It’s also odd that I picked this issue up, as I didn’t like the cover. I found something about Superman’s face and the heavy black background unsettling. I had seen it previously in the house ads touting that month’s releases–the only true super hero book included, so maybe that played a role in the selection.
It wasn’t a favorite issue, despite some nice art from Curt Swan and Bob Oksner, a team I really liked.
It’s a story that focused heavily on Steve Lombard, a character who had recently been introduced into the Superman mythos to give Clark Kent his own regular tormentor and fall guy at work, in the mold of Flash Thompson in Spider-Man. As a running gag, I enjoyed Steve just fine, but his antics were harder to take as the spine for a story.
And this story leans heavily on them. With the ratings for their news broadcasts slipping *this was the era in which Clark Kent was a network anchorman rather than a newspaper reporter) WGBS owner Morgan Edge tells Kent and Lombard to get their act together. This doesn’t stop Lombard from pranking Kent relentlessly throughout the opening. Oh, and Superman saves a collapsing bridge.
Using his advantage kind of unfairly, Clark brings in scoop after scoop on Superman’s activities, getting the ratings back up. He’s successful enough that, when Superman is to make a charity appearance, Edge assigns Lombard to cover it, to give Kent some time off–which is advantageous, since he has to be there as Superman anyway.
But as Superman demonstrates his trick of squeezing coal into diamond, Lombard is similarly transformed. This is explained by–well, not to put to fine a point on it, but it’s explained by nonsense. But Steve is now a diamond creature, so Superman has somebody to wrestle with in this story.
Superman’s solution is to punch Steve so hard that the transformative radiation is knocked out of his body. Yeah, it’s nonsense that saves the day as well. In the end, everything returns to the status quo, Kent pulls a retaliatory prank on Lombard, fade to black. As a story, it’s about as underwhelming as you could get.

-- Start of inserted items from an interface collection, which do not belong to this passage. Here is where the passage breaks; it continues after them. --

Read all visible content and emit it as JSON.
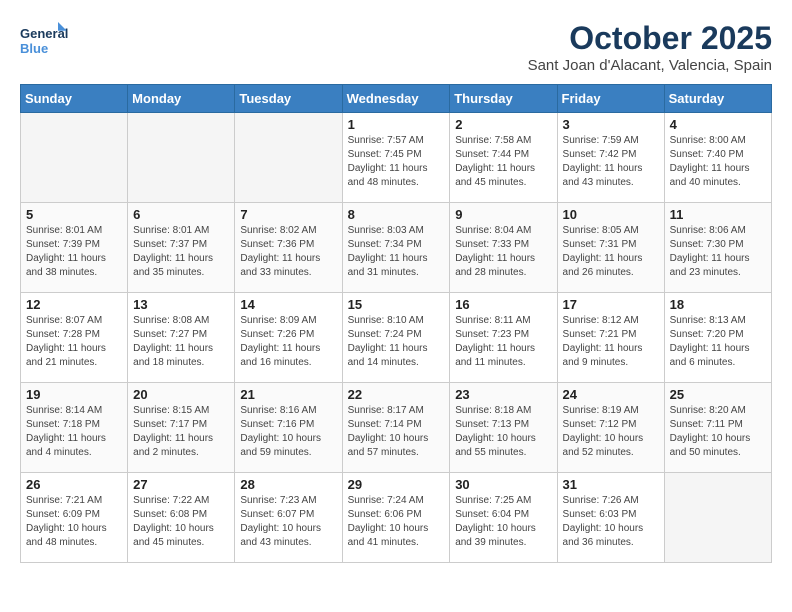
{
  "header": {
    "logo_line1": "General",
    "logo_line2": "Blue",
    "month": "October 2025",
    "location": "Sant Joan d'Alacant, Valencia, Spain"
  },
  "weekdays": [
    "Sunday",
    "Monday",
    "Tuesday",
    "Wednesday",
    "Thursday",
    "Friday",
    "Saturday"
  ],
  "weeks": [
    [
      {
        "day": "",
        "info": ""
      },
      {
        "day": "",
        "info": ""
      },
      {
        "day": "",
        "info": ""
      },
      {
        "day": "1",
        "info": "Sunrise: 7:57 AM\nSunset: 7:45 PM\nDaylight: 11 hours and 48 minutes."
      },
      {
        "day": "2",
        "info": "Sunrise: 7:58 AM\nSunset: 7:44 PM\nDaylight: 11 hours and 45 minutes."
      },
      {
        "day": "3",
        "info": "Sunrise: 7:59 AM\nSunset: 7:42 PM\nDaylight: 11 hours and 43 minutes."
      },
      {
        "day": "4",
        "info": "Sunrise: 8:00 AM\nSunset: 7:40 PM\nDaylight: 11 hours and 40 minutes."
      }
    ],
    [
      {
        "day": "5",
        "info": "Sunrise: 8:01 AM\nSunset: 7:39 PM\nDaylight: 11 hours and 38 minutes."
      },
      {
        "day": "6",
        "info": "Sunrise: 8:01 AM\nSunset: 7:37 PM\nDaylight: 11 hours and 35 minutes."
      },
      {
        "day": "7",
        "info": "Sunrise: 8:02 AM\nSunset: 7:36 PM\nDaylight: 11 hours and 33 minutes."
      },
      {
        "day": "8",
        "info": "Sunrise: 8:03 AM\nSunset: 7:34 PM\nDaylight: 11 hours and 31 minutes."
      },
      {
        "day": "9",
        "info": "Sunrise: 8:04 AM\nSunset: 7:33 PM\nDaylight: 11 hours and 28 minutes."
      },
      {
        "day": "10",
        "info": "Sunrise: 8:05 AM\nSunset: 7:31 PM\nDaylight: 11 hours and 26 minutes."
      },
      {
        "day": "11",
        "info": "Sunrise: 8:06 AM\nSunset: 7:30 PM\nDaylight: 11 hours and 23 minutes."
      }
    ],
    [
      {
        "day": "12",
        "info": "Sunrise: 8:07 AM\nSunset: 7:28 PM\nDaylight: 11 hours and 21 minutes."
      },
      {
        "day": "13",
        "info": "Sunrise: 8:08 AM\nSunset: 7:27 PM\nDaylight: 11 hours and 18 minutes."
      },
      {
        "day": "14",
        "info": "Sunrise: 8:09 AM\nSunset: 7:26 PM\nDaylight: 11 hours and 16 minutes."
      },
      {
        "day": "15",
        "info": "Sunrise: 8:10 AM\nSunset: 7:24 PM\nDaylight: 11 hours and 14 minutes."
      },
      {
        "day": "16",
        "info": "Sunrise: 8:11 AM\nSunset: 7:23 PM\nDaylight: 11 hours and 11 minutes."
      },
      {
        "day": "17",
        "info": "Sunrise: 8:12 AM\nSunset: 7:21 PM\nDaylight: 11 hours and 9 minutes."
      },
      {
        "day": "18",
        "info": "Sunrise: 8:13 AM\nSunset: 7:20 PM\nDaylight: 11 hours and 6 minutes."
      }
    ],
    [
      {
        "day": "19",
        "info": "Sunrise: 8:14 AM\nSunset: 7:18 PM\nDaylight: 11 hours and 4 minutes."
      },
      {
        "day": "20",
        "info": "Sunrise: 8:15 AM\nSunset: 7:17 PM\nDaylight: 11 hours and 2 minutes."
      },
      {
        "day": "21",
        "info": "Sunrise: 8:16 AM\nSunset: 7:16 PM\nDaylight: 10 hours and 59 minutes."
      },
      {
        "day": "22",
        "info": "Sunrise: 8:17 AM\nSunset: 7:14 PM\nDaylight: 10 hours and 57 minutes."
      },
      {
        "day": "23",
        "info": "Sunrise: 8:18 AM\nSunset: 7:13 PM\nDaylight: 10 hours and 55 minutes."
      },
      {
        "day": "24",
        "info": "Sunrise: 8:19 AM\nSunset: 7:12 PM\nDaylight: 10 hours and 52 minutes."
      },
      {
        "day": "25",
        "info": "Sunrise: 8:20 AM\nSunset: 7:11 PM\nDaylight: 10 hours and 50 minutes."
      }
    ],
    [
      {
        "day": "26",
        "info": "Sunrise: 7:21 AM\nSunset: 6:09 PM\nDaylight: 10 hours and 48 minutes."
      },
      {
        "day": "27",
        "info": "Sunrise: 7:22 AM\nSunset: 6:08 PM\nDaylight: 10 hours and 45 minutes."
      },
      {
        "day": "28",
        "info": "Sunrise: 7:23 AM\nSunset: 6:07 PM\nDaylight: 10 hours and 43 minutes."
      },
      {
        "day": "29",
        "info": "Sunrise: 7:24 AM\nSunset: 6:06 PM\nDaylight: 10 hours and 41 minutes."
      },
      {
        "day": "30",
        "info": "Sunrise: 7:25 AM\nSunset: 6:04 PM\nDaylight: 10 hours and 39 minutes."
      },
      {
        "day": "31",
        "info": "Sunrise: 7:26 AM\nSunset: 6:03 PM\nDaylight: 10 hours and 36 minutes."
      },
      {
        "day": "",
        "info": ""
      }
    ]
  ]
}
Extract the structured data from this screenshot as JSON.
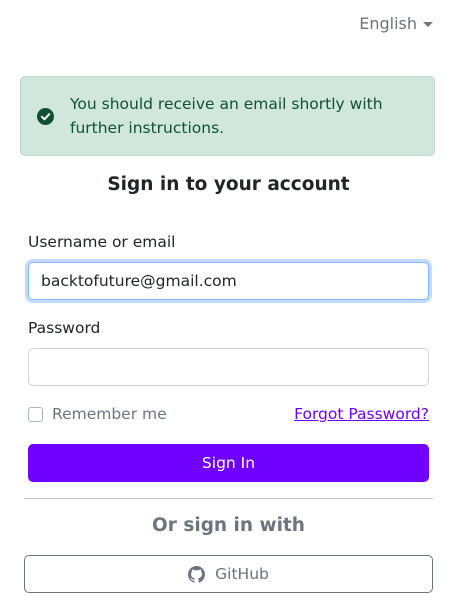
{
  "language": {
    "selected": "English",
    "icon": "chevron-down-icon"
  },
  "alert": {
    "icon": "check-circle-icon",
    "message": "You should receive an email shortly with further instructions.",
    "color": "#0f5132",
    "background": "#d1e7dd"
  },
  "form": {
    "title": "Sign in to your account",
    "username_label": "Username or email",
    "username_value": "backtofuture@gmail.com",
    "password_label": "Password",
    "password_value": "",
    "remember_label": "Remember me",
    "remember_checked": false,
    "forgot_link": "Forgot Password?",
    "submit_label": "Sign In"
  },
  "social": {
    "heading": "Or sign in with",
    "providers": [
      {
        "label": "GitHub",
        "icon": "github-icon"
      }
    ]
  },
  "colors": {
    "accent": "#6f00ff",
    "muted": "#6c757d"
  }
}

The back-up is a lovely tear-jerker of a story in which the Daily Planet staff rallies to save Perry White’s job as Editor, when he reaches the mandatory retirement age, and Morgan Edge is ready to put him out to pasture. But all-in-all, I found this to be a pretty dull issue of SUPERMAN–maybe that’s why I wasn’t reading it more regularly.